May 27, 2024


The decision of the chief executive and the executive committee of the Baguio Flower Festival Foundation, Inc. to again postpone the annual Panagbenga, making it two straight years, due to the Covid-19 pandemic might not be a popular move in a city whose economy is highly dependent on tourism.
But given the times, it remains the best option in safeguarding public health.
Besides, Baguio is not alone in having such decision, as many local government units have cancelled their respective festivals this year until such time the Covid-19 vaccine is rolled out in the country.

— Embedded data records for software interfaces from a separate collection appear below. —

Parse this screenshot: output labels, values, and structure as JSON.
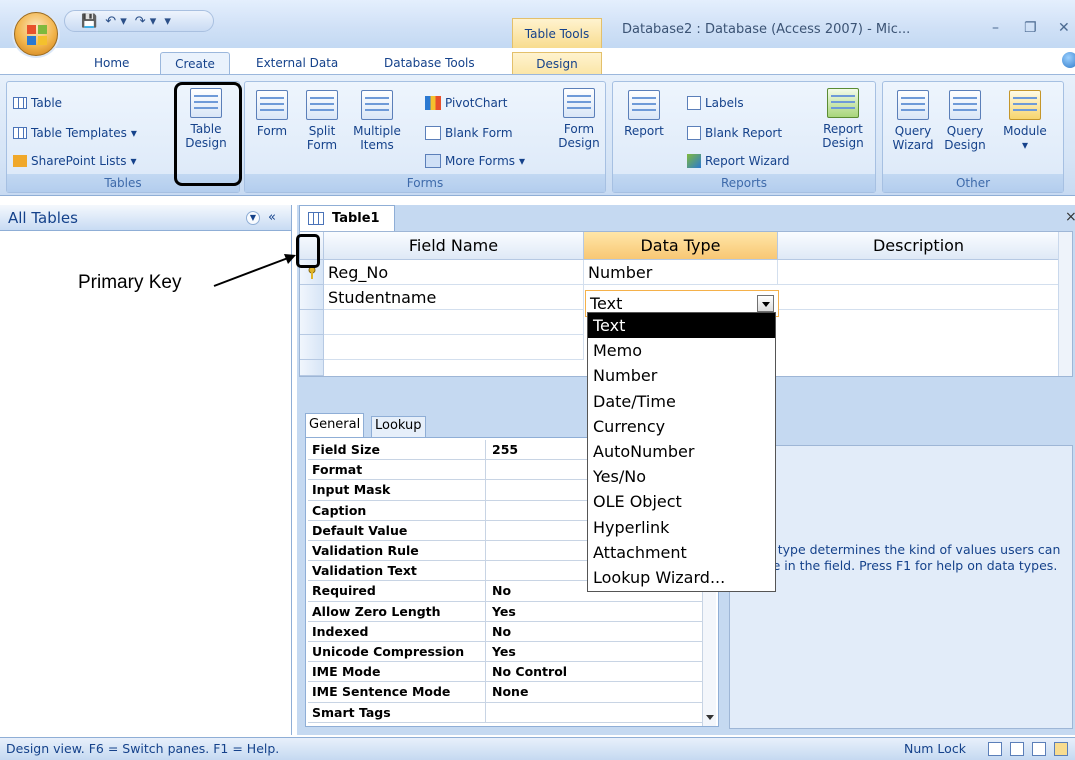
{
  "titlebar": {
    "table_tools": "Table Tools",
    "app_title": "Database2 : Database (Access 2007) - Mic...",
    "qat_items": [
      "💾",
      "↶ ▾",
      "↷ ▾",
      "▾"
    ]
  },
  "tabs": [
    "Home",
    "Create",
    "External Data",
    "Database Tools",
    "Design"
  ],
  "ribbon": {
    "tables": {
      "label": "Tables",
      "table": "Table",
      "table_templates": "Table Templates",
      "sharepoint_lists": "SharePoint Lists",
      "table_design_1": "Table",
      "table_design_2": "Design"
    },
    "forms": {
      "label": "Forms",
      "form": "Form",
      "split_1": "Split",
      "split_2": "Form",
      "multiple_1": "Multiple",
      "multiple_2": "Items",
      "pivotchart": "PivotChart",
      "blank_form": "Blank Form",
      "more_forms": "More Forms",
      "form_design_1": "Form",
      "form_design_2": "Design"
    },
    "reports": {
      "label": "Reports",
      "report": "Report",
      "labels": "Labels",
      "blank_report": "Blank Report",
      "report_wizard": "Report Wizard",
      "report_design_1": "Report",
      "report_design_2": "Design"
    },
    "other": {
      "label": "Other",
      "query_wizard_1": "Query",
      "query_wizard_2": "Wizard",
      "query_design_1": "Query",
      "query_design_2": "Design",
      "module": "Module"
    }
  },
  "nav": {
    "title": "All Tables",
    "collapse": "«"
  },
  "annotation": {
    "primary_key": "Primary Key"
  },
  "document": {
    "tab": "Table1",
    "close": "×",
    "columns": [
      "Field Name",
      "Data Type",
      "Description"
    ],
    "rows": [
      {
        "field": "Reg_No",
        "type": "Number",
        "description": ""
      },
      {
        "field": "Studentname",
        "type": "Text",
        "description": ""
      }
    ],
    "combo_value": "Text"
  },
  "dropdown": {
    "options": [
      "Text",
      "Memo",
      "Number",
      "Date/Time",
      "Currency",
      "AutoNumber",
      "Yes/No",
      "OLE Object",
      "Hyperlink",
      "Attachment",
      "Lookup Wizard..."
    ],
    "selected": "Text"
  },
  "properties": {
    "tabs": [
      "General",
      "Lookup"
    ],
    "rows": [
      {
        "name": "Field Size",
        "value": "255"
      },
      {
        "name": "Format",
        "value": ""
      },
      {
        "name": "Input Mask",
        "value": ""
      },
      {
        "name": "Caption",
        "value": ""
      },
      {
        "name": "Default Value",
        "value": ""
      },
      {
        "name": "Validation Rule",
        "value": ""
      },
      {
        "name": "Validation Text",
        "value": ""
      },
      {
        "name": "Required",
        "value": "No"
      },
      {
        "name": "Allow Zero Length",
        "value": "Yes"
      },
      {
        "name": "Indexed",
        "value": "No"
      },
      {
        "name": "Unicode Compression",
        "value": "Yes"
      },
      {
        "name": "IME Mode",
        "value": "No Control"
      },
      {
        "name": "IME Sentence Mode",
        "value": "None"
      },
      {
        "name": "Smart Tags",
        "value": ""
      }
    ],
    "help_text": "data type determines the kind of values users can store in the field.  Press F1 for help on data types."
  },
  "status": {
    "left": "Design view.  F6 = Switch panes.  F1 = Help.",
    "num_lock": "Num Lock"
  },
  "colors": {
    "ribbon_blue": "#d5e4f6",
    "contextual_yellow": "#f8dc8f",
    "selection_orange": "#f8c774"
  }
}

We laud the BFFFI and city officials for their decision to put on hold any crowd-drawing activity in the wake of the new Covid-19 variant, especially following reports of a surge in post-holiday cases and deaths.
The daily attack rate has put almost all provinces in the Cordillera under high epidemic risk level, with Mountain Province, once a Covid-19-free area for several months in 2020, suddenly exhibiting a critical epidemic risk level.

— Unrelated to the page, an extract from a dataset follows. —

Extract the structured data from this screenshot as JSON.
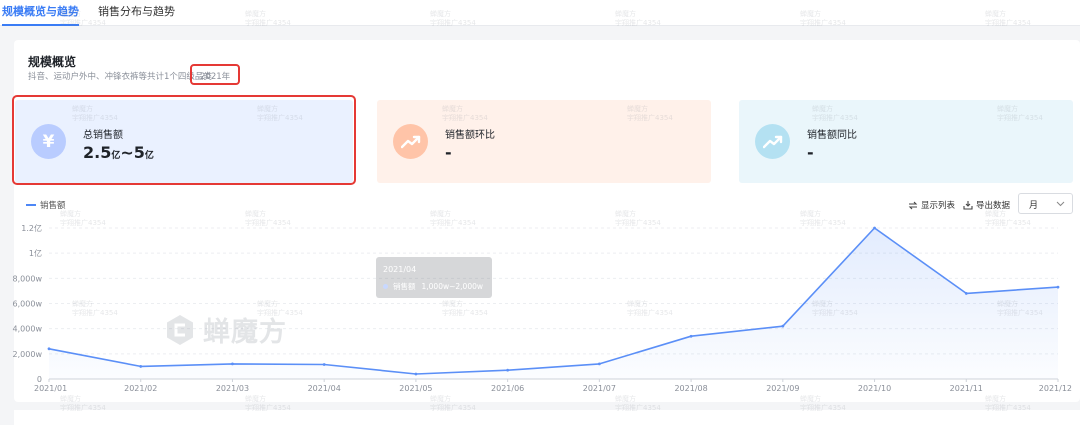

We likewise laud the tourism sector and other sectors that derive their income from tourism for not raising a howl on the decision to postpone the festival that attracts more or less one million foreign and domestic visitors during the month-long festivity.

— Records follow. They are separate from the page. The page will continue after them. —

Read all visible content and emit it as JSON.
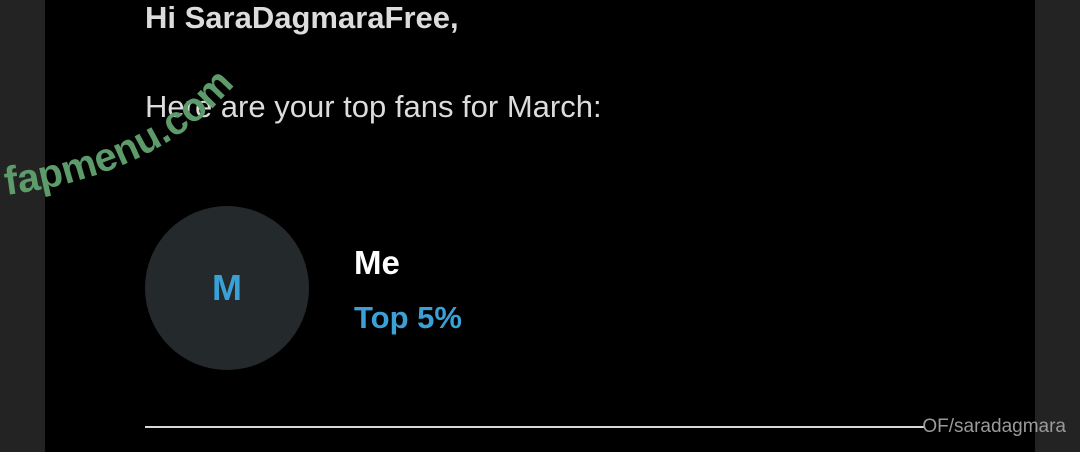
{
  "email": {
    "greeting": "Hi SaraDagmaraFree,",
    "intro": "Here are your top fans for March:",
    "fans": [
      {
        "initial": "M",
        "name": "Me",
        "rank": "Top 5%"
      }
    ]
  },
  "watermarks": {
    "logo_text": "fapmenu.com",
    "credit": "OF/saradagmara"
  },
  "colors": {
    "page_bg": "#232323",
    "panel_bg": "#000000",
    "text": "#dcdcdc",
    "accent": "#3aa0d6",
    "avatar_bg": "#242a2b",
    "logo_green": "#5d9b6b"
  }
}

The postponement would mean the sectors dependent on tourism will have to bear the brunt of potential revenue loss. So too with thousands of workers, such as those in the hospitality and accommodation industry, who will have to endure the prolonged reduced workdays or suspension of work even after the Summer Capital has opened its doors for regulated tourism activities.
Right now, the city government cannot afford to sacrifice public health from a potential “super spreader” event that would be more costly in terms of healthcare and logistics than the potential revenue to be derived from holding one of the most popular festivals in the country.
The city has witnessed how difficult it was for our uniformed and civilian enforcers to implement protocols to mitigate the spread of the virus during the launch of the Christmas event at Session Road and reopening of the night market at Harrison Road. What more with an event like the Panagbenga that is the biggest crowd-drawing event in the city?
The surge of Covid-19 cases in Mountain Province despite strict border control measures could be attributed to the influx of people in the landlocked province during the Yuletide holidays.
Post-holiday season, the daily attack rate in the province has lowered, showing that concerned LGUs are in control of the situation in their respective areas.
We agree that the most important thing for the city government and other LGUs to focus on in their respective localities is preparing for the rollout of their vaccination programs despite allegations of possible high-level corruption in the procurement of vaccines by the national government.
We challenge the city government to make the planned vaccine rollout a reality in its bid to achieve herd immunity, which would mean covering 70 percent of the city’s total population representing 190,000 individuals.
Being a pioneer in other aspects when it comes to coping with Covid-19 concerns, hopefully the city can establish a template for a localized vaccination program that other LGUs in the region can adopt.
Instead of holding crowd-drawing events such as the Panagbenga that incite people to go out, it remains best to encourage them to stay at home and leave their abodes only if and when necessary until the vaccine rollout is in full swing.